Peet van Biljon shares a white paper on the benefits of ethics-driven innovation.
Is your company innovative? No doubt, you would like to say yes. Everyone wants to be innovative, which is why the word “innovation” appears frequently in annual reports and press releases. However, there can be a large gap between saying we are good at innovation and being truly good at it. How to close this gap is the topic of a multitude of publications on innovation management, and keeps many innovation consultants busy.
Is your company a force for good in society? Again, yes is probably your answer. Claims about how a company’s business activities benefit society are quite common, as evidenced by the promotion of corporate social responsibility (CSR) initiatives in glossy publications, press releases, and well-produced videos. But again there can be a gap between words and reality, as seen in corporate scandals and day-to-day business actions that contradict claims of caring for stakeholders and communities.
Now let us combine these two questions and ask a third one: Do your company’s innovations contribute to the greater good of humanity? This is an important question that needs to be asked more often, because innovation and ethics are deeply intertwined.
While it is possible to be “innovative” without serving a positive social purpose, and conversely possible to be “socially responsible” without being innovative, most companies strive to be both. So how can a company achieve these values? This paper introduces Ethics-driven Innovation®[i], an innovation process designed to meet this challenge.
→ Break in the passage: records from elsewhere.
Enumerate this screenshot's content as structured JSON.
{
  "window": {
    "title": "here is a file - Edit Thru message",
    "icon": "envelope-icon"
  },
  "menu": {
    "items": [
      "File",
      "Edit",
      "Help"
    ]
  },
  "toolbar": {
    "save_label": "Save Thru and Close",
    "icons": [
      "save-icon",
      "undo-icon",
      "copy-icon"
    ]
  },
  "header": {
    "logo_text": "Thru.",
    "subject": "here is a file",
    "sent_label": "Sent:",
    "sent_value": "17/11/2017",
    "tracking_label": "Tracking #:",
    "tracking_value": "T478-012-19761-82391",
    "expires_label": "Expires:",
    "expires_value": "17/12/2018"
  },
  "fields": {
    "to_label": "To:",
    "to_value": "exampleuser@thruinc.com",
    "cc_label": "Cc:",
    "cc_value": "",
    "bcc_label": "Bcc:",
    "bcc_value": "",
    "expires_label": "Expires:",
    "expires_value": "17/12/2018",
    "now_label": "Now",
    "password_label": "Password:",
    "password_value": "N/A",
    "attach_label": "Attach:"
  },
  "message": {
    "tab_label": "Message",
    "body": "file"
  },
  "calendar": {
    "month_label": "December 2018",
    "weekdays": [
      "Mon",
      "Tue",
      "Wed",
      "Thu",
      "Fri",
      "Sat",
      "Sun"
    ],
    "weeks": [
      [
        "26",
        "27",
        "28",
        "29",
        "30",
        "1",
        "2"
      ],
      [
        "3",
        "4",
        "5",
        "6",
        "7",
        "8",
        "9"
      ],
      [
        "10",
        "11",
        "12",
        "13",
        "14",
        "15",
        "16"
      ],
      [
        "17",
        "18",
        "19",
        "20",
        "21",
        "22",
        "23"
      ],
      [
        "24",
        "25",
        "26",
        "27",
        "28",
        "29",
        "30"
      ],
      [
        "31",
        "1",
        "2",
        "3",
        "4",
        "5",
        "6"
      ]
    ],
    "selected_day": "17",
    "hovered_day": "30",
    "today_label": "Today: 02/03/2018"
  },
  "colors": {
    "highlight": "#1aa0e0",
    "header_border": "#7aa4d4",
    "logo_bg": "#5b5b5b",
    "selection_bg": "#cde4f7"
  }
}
The good news – as we shall see – is that knowing why you want to innovate, and whom you want to serve in society, will make you better at both innovation and ethics.
Key points include:
- The inadequacy of traditional CSR
- Portfolio of initiatives
- Constraints-based creativity
Access the white paper, Good at Innovation or Innovating for Good, on EthicsDrivenInnovation.com.